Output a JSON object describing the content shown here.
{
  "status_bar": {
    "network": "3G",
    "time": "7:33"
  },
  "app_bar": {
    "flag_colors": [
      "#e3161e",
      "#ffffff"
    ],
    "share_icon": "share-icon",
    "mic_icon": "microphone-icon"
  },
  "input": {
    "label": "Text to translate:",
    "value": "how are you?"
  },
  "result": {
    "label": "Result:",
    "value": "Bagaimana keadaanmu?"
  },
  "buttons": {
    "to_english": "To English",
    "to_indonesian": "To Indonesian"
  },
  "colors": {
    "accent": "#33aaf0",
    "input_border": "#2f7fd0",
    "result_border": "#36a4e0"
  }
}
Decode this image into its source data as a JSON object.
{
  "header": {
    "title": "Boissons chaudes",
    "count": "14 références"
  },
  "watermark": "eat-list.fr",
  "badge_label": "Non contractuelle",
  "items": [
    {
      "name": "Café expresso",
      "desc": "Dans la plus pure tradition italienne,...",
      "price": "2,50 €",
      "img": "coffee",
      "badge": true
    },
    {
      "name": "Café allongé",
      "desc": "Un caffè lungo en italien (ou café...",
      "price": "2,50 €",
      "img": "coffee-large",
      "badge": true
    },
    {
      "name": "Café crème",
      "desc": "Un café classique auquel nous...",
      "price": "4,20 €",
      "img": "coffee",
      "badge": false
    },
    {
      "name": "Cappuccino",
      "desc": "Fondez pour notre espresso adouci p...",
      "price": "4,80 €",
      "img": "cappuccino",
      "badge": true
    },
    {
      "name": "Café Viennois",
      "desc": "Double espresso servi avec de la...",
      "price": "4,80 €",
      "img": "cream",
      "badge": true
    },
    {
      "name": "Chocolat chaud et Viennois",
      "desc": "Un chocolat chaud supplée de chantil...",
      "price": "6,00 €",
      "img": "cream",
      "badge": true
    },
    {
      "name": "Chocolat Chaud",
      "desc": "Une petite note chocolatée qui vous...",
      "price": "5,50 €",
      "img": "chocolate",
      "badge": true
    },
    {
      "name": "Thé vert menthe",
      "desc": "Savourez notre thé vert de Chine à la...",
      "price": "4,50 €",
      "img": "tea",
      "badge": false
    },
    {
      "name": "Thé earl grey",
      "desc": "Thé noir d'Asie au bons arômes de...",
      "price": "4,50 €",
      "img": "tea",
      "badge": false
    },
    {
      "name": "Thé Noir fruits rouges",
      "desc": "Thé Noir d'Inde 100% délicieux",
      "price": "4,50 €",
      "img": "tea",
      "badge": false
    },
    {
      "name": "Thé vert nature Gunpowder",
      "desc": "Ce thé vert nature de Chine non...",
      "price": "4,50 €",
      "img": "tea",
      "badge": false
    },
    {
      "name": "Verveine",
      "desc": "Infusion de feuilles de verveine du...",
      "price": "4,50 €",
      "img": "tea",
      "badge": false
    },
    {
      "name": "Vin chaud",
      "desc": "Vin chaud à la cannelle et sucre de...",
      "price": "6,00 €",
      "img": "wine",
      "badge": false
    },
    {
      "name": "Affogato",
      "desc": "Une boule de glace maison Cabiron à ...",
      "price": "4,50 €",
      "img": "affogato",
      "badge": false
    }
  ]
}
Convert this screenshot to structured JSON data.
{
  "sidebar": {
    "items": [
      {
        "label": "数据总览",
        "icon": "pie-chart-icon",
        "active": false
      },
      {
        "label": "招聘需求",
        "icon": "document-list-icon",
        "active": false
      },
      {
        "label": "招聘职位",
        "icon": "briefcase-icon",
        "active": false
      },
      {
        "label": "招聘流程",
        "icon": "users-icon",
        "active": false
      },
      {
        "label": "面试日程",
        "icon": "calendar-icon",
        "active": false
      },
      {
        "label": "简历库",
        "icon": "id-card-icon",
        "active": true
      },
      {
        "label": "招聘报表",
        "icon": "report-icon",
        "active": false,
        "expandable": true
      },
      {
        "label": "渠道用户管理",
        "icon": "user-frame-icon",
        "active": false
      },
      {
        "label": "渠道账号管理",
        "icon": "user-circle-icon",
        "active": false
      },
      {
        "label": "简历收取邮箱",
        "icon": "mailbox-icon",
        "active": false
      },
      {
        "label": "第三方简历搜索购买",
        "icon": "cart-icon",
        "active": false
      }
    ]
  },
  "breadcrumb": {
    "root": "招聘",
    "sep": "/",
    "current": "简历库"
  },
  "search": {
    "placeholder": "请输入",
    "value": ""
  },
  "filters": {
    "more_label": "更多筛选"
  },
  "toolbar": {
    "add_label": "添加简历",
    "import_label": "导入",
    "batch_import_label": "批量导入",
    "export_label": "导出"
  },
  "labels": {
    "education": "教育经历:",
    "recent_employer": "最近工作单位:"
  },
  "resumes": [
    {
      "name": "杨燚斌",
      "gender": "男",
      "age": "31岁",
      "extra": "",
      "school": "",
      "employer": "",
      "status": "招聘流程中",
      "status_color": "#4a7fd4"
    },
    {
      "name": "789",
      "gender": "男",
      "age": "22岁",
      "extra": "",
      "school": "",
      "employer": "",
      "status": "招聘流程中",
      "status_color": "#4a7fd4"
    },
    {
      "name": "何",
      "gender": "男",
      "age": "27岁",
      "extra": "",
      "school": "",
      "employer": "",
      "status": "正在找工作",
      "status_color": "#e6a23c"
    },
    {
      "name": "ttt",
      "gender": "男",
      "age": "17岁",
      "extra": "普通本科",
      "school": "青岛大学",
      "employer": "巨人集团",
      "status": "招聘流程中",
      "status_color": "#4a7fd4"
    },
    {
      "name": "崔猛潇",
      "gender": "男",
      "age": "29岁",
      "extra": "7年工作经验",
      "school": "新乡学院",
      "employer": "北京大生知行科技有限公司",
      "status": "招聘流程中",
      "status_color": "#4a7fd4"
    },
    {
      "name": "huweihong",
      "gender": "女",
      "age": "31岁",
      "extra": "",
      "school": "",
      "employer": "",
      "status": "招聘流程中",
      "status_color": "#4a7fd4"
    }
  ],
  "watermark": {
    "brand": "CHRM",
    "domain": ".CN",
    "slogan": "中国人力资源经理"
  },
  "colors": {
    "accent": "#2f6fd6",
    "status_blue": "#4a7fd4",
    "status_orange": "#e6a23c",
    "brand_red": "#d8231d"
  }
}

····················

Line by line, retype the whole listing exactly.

▶ **Solution to the problem**:
Output a JSON object describing the content shown here.
{
  "status_bar": {
    "network": "3G",
    "time": "7:33"
  },
  "app_bar": {
    "flag_colors": [
      "#e3161e",
      "#ffffff"
    ],
    "share_icon": "share-icon",
    "mic_icon": "microphone-icon"
  },
  "input": {
    "label": "Text to translate:",
    "value": "how are you?"
  },
  "result": {
    "label": "Result:",
    "value": "Bagaimana keadaanmu?"
  },
  "buttons": {
    "to_english": "To English",
    "to_indonesian": "To Indonesian"
  },
  "colors": {
    "accent": "#33aaf0",
    "input_border": "#2f7fd0",
    "result_border": "#36a4e0"
  }
}
Decode this image into its source data as a JSON object.
{
  "header": {
    "title": "Boissons chaudes",
    "count": "14 références"
  },
  "watermark": "eat-list.fr",
  "badge_label": "Non contractuelle",
  "items": [
    {
      "name": "Café expresso",
      "desc": "Dans la plus pure tradition italienne,...",
      "price": "2,50 €",
      "img": "coffee",
      "badge": true
    },
    {
      "name": "Café allongé",
      "desc": "Un caffè lungo en italien (ou café...",
      "price": "2,50 €",
      "img": "coffee-large",
      "badge": true
    },
    {
      "name": "Café crème",
      "desc": "Un café classique auquel nous...",
      "price": "4,20 €",
      "img": "coffee",
      "badge": false
    },
    {
      "name": "Cappuccino",
      "desc": "Fondez pour notre espresso adouci p...",
      "price": "4,80 €",
      "img": "cappuccino",
      "badge": true
    },
    {
      "name": "Café Viennois",
      "desc": "Double espresso servi avec de la...",
      "price": "4,80 €",
      "img": "cream",
      "badge": true
    },
    {
      "name": "Chocolat chaud et Viennois",
      "desc": "Un chocolat chaud supplée de chantil...",
      "price": "6,00 €",
      "img": "cream",
      "badge": true
    },
    {
      "name": "Chocolat Chaud",
      "desc": "Une petite note chocolatée qui vous...",
      "price": "5,50 €",
      "img": "chocolate",
      "badge": true
    },
    {
      "name": "Thé vert menthe",
      "desc": "Savourez notre thé vert de Chine à la...",
      "price": "4,50 €",
      "img": "tea",
      "badge": false
    },
    {
      "name": "Thé earl grey",
      "desc": "Thé noir d'Asie au bons arômes de...",
      "price": "4,50 €",
      "img": "tea",
      "badge": false
    },
    {
      "name": "Thé Noir fruits rouges",
      "desc": "Thé Noir d'Inde 100% délicieux",
      "price": "4,50 €",
      "img": "tea",
      "badge": false
    },
    {
      "name": "Thé vert nature Gunpowder",
      "desc": "Ce thé vert nature de Chine non...",
      "price": "4,50 €",
      "img": "tea",
      "badge": false
    },
    {
      "name": "Verveine",
      "desc": "Infusion de feuilles de verveine du...",
      "price": "4,50 €",
      "img": "tea",
      "badge": false
    },
    {
      "name": "Vin chaud",
      "desc": "Vin chaud à la cannelle et sucre de...",
      "price": "6,00 €",
      "img": "wine",
      "badge": false
    },
    {
      "name": "Affogato",
      "desc": "Une boule de glace maison Cabiron à ...",
      "price": "4,50 €",
      "img": "affogato",
      "badge": false
    }
  ]
}
Convert this screenshot to structured JSON data.
{
  "sidebar": {
    "items": [
      {
        "label": "数据总览",
        "icon": "pie-chart-icon",
        "active": false
      },
      {
        "label": "招聘需求",
        "icon": "document-list-icon",
        "active": false
      },
      {
        "label": "招聘职位",
        "icon": "briefcase-icon",
        "active": false
      },
      {
        "label": "招聘流程",
        "icon": "users-icon",
        "active": false
      },
      {
        "label": "面试日程",
        "icon": "calendar-icon",
        "active": false
      },
      {
        "label": "简历库",
        "icon": "id-card-icon",
        "active": true
      },
      {
        "label": "招聘报表",
        "icon": "report-icon",
        "active": false,
        "expandable": true
      },
      {
        "label": "渠道用户管理",
        "icon": "user-frame-icon",
        "active": false
      },
      {
        "label": "渠道账号管理",
        "icon": "user-circle-icon",
        "active": false
      },
      {
        "label": "简历收取邮箱",
        "icon": "mailbox-icon",
        "active": false
      },
      {
        "label": "第三方简历搜索购买",
        "icon": "cart-icon",
        "active": false
      }
    ]
  },
  "breadcrumb": {
    "root": "招聘",
    "sep": "/",
    "current": "简历库"
  },
  "search": {
    "placeholder": "请输入",
    "value": ""
  },
  "filters": {
    "more_label": "更多筛选"
  },
  "toolbar": {
    "add_label": "添加简历",
    "import_label": "导入",
    "batch_import_label": "批量导入",
    "export_label": "导出"
  },
  "labels": {
    "education": "教育经历:",
    "recent_employer": "最近工作单位:"
  },
  "resumes": [
    {
      "name": "杨燚斌",
      "gender": "男",
      "age": "31岁",
      "extra": "",
      "school": "",
      "employer": "",
      "status": "招聘流程中",
      "status_color": "#4a7fd4"
    },
    {
      "name": "789",
      "gender": "男",
      "age": "22岁",
      "extra": "",
      "school": "",
      "employer": "",
      "status": "招聘流程中",
      "status_color": "#4a7fd4"
    },
    {
      "name": "何",
      "gender": "男",
      "age": "27岁",
      "extra": "",
      "school": "",
      "employer": "",
      "status": "正在找工作",
      "status_color": "#e6a23c"
    },
    {
      "name": "ttt",
      "gender": "男",
      "age": "17岁",
      "extra": "普通本科",
      "school": "青岛大学",
      "employer": "巨人集团",
      "status": "招聘流程中",
      "status_color": "#4a7fd4"
    },
    {
      "name": "崔猛潇",
      "gender": "男",
      "age": "29岁",
      "extra": "7年工作经验",
      "school": "新乡学院",
      "employer": "北京大生知行科技有限公司",
      "status": "招聘流程中",
      "status_color": "#4a7fd4"
    },
    {
      "name": "huweihong",
      "gender": "女",
      "age": "31岁",
      "extra": "",
      "school": "",
      "employer": "",
      "status": "招聘流程中",
      "status_color": "#4a7fd4"
    }
  ],
  "watermark": {
    "brand": "CHRM",
    "domain": ".CN",
    "slogan": "中国人力资源经理"
  },
  "colors": {
    "accent": "#2f6fd6",
    "status_blue": "#4a7fd4",
    "status_orange": "#e6a23c",
    "brand_red": "#d8231d"
  }
}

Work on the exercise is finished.